The problem: The records that follow should be returned exactly, pictures excluded.

App and web page records:
+++

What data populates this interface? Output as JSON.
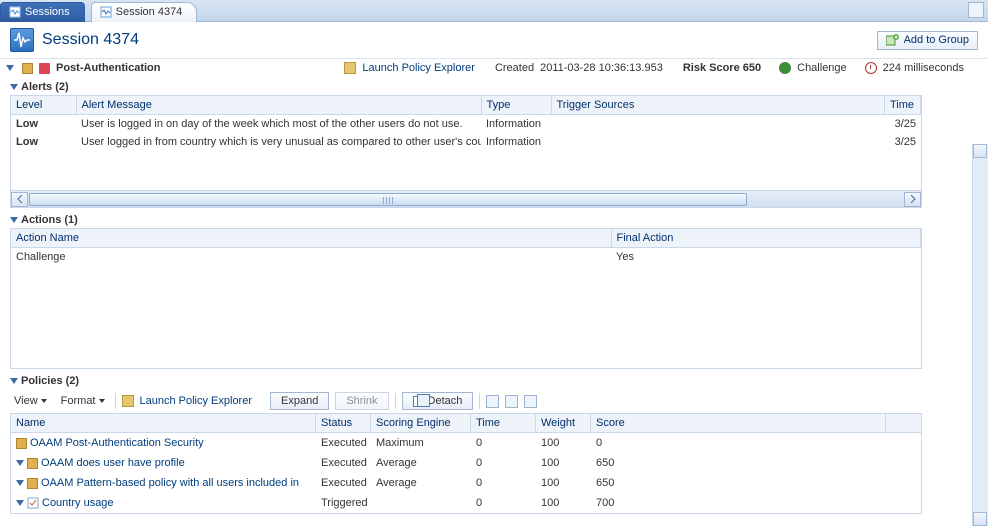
{
  "tabs": {
    "sessions": "Sessions",
    "session_detail": "Session 4374"
  },
  "header": {
    "title": "Session 4374",
    "add_to_group": "Add to Group"
  },
  "subheader": {
    "title": "Post-Authentication",
    "launch_policy_explorer": "Launch Policy Explorer",
    "created_label": "Created",
    "created_value": "2011-03-28 10:36:13.953",
    "risk_label": "Risk Score",
    "risk_value": "650",
    "challenge_label": "Challenge",
    "elapsed": "224 milliseconds"
  },
  "alerts": {
    "title": "Alerts (2)",
    "cols": {
      "level": "Level",
      "message": "Alert Message",
      "type": "Type",
      "trigger": "Trigger Sources",
      "time": "Time"
    },
    "rows": [
      {
        "level": "Low",
        "message": "User is logged in on day of the week which most of the other users do not use.",
        "type": "Information",
        "trigger": "",
        "time": "3/25"
      },
      {
        "level": "Low",
        "message": "User logged in from country which is very unusual as compared to other user's coun",
        "type": "Information",
        "trigger": "",
        "time": "3/25"
      }
    ]
  },
  "actions": {
    "title": "Actions (1)",
    "cols": {
      "name": "Action Name",
      "final": "Final Action"
    },
    "rows": [
      {
        "name": "Challenge",
        "final": "Yes"
      }
    ]
  },
  "policies": {
    "title": "Policies (2)",
    "toolbar": {
      "view": "View",
      "format": "Format",
      "launch": "Launch Policy Explorer",
      "expand": "Expand",
      "shrink": "Shrink",
      "detach": "Detach"
    },
    "cols": {
      "name": "Name",
      "status": "Status",
      "engine": "Scoring Engine",
      "time": "Time",
      "weight": "Weight",
      "score": "Score"
    },
    "rows": [
      {
        "indent": 1,
        "name": "OAAM Post-Authentication Security",
        "status": "Executed",
        "engine": "Maximum",
        "time": "0",
        "weight": "100",
        "score": "0"
      },
      {
        "indent": 0,
        "name": "OAAM does user have profile",
        "status": "Executed",
        "engine": "Average",
        "time": "0",
        "weight": "100",
        "score": "650"
      },
      {
        "indent": 1,
        "name": "OAAM Pattern-based policy with all users included in",
        "status": "Executed",
        "engine": "Average",
        "time": "0",
        "weight": "100",
        "score": "650"
      },
      {
        "indent": 2,
        "name": "Country usage",
        "status": "Triggered",
        "engine": "",
        "time": "0",
        "weight": "100",
        "score": "700"
      }
    ]
  }
}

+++

Reply to the task:
What data populates this interface? Output as JSON.
{
  "tabs": {
    "sessions": "Sessions",
    "session_detail": "Session 4374"
  },
  "header": {
    "title": "Session 4374",
    "add_to_group": "Add to Group"
  },
  "subheader": {
    "title": "Post-Authentication",
    "launch_policy_explorer": "Launch Policy Explorer",
    "created_label": "Created",
    "created_value": "2011-03-28 10:36:13.953",
    "risk_label": "Risk Score",
    "risk_value": "650",
    "challenge_label": "Challenge",
    "elapsed": "224 milliseconds"
  },
  "alerts": {
    "title": "Alerts (2)",
    "cols": {
      "level": "Level",
      "message": "Alert Message",
      "type": "Type",
      "trigger": "Trigger Sources",
      "time": "Time"
    },
    "rows": [
      {
        "level": "Low",
        "message": "User is logged in on day of the week which most of the other users do not use.",
        "type": "Information",
        "trigger": "",
        "time": "3/25"
      },
      {
        "level": "Low",
        "message": "User logged in from country which is very unusual as compared to other user's coun",
        "type": "Information",
        "trigger": "",
        "time": "3/25"
      }
    ]
  },
  "actions": {
    "title": "Actions (1)",
    "cols": {
      "name": "Action Name",
      "final": "Final Action"
    },
    "rows": [
      {
        "name": "Challenge",
        "final": "Yes"
      }
    ]
  },
  "policies": {
    "title": "Policies (2)",
    "toolbar": {
      "view": "View",
      "format": "Format",
      "launch": "Launch Policy Explorer",
      "expand": "Expand",
      "shrink": "Shrink",
      "detach": "Detach"
    },
    "cols": {
      "name": "Name",
      "status": "Status",
      "engine": "Scoring Engine",
      "time": "Time",
      "weight": "Weight",
      "score": "Score"
    },
    "rows": [
      {
        "indent": 1,
        "name": "OAAM Post-Authentication Security",
        "status": "Executed",
        "engine": "Maximum",
        "time": "0",
        "weight": "100",
        "score": "0"
      },
      {
        "indent": 0,
        "name": "OAAM does user have profile",
        "status": "Executed",
        "engine": "Average",
        "time": "0",
        "weight": "100",
        "score": "650"
      },
      {
        "indent": 1,
        "name": "OAAM Pattern-based policy with all users included in",
        "status": "Executed",
        "engine": "Average",
        "time": "0",
        "weight": "100",
        "score": "650"
      },
      {
        "indent": 2,
        "name": "Country usage",
        "status": "Triggered",
        "engine": "",
        "time": "0",
        "weight": "100",
        "score": "700"
      }
    ]
  }
}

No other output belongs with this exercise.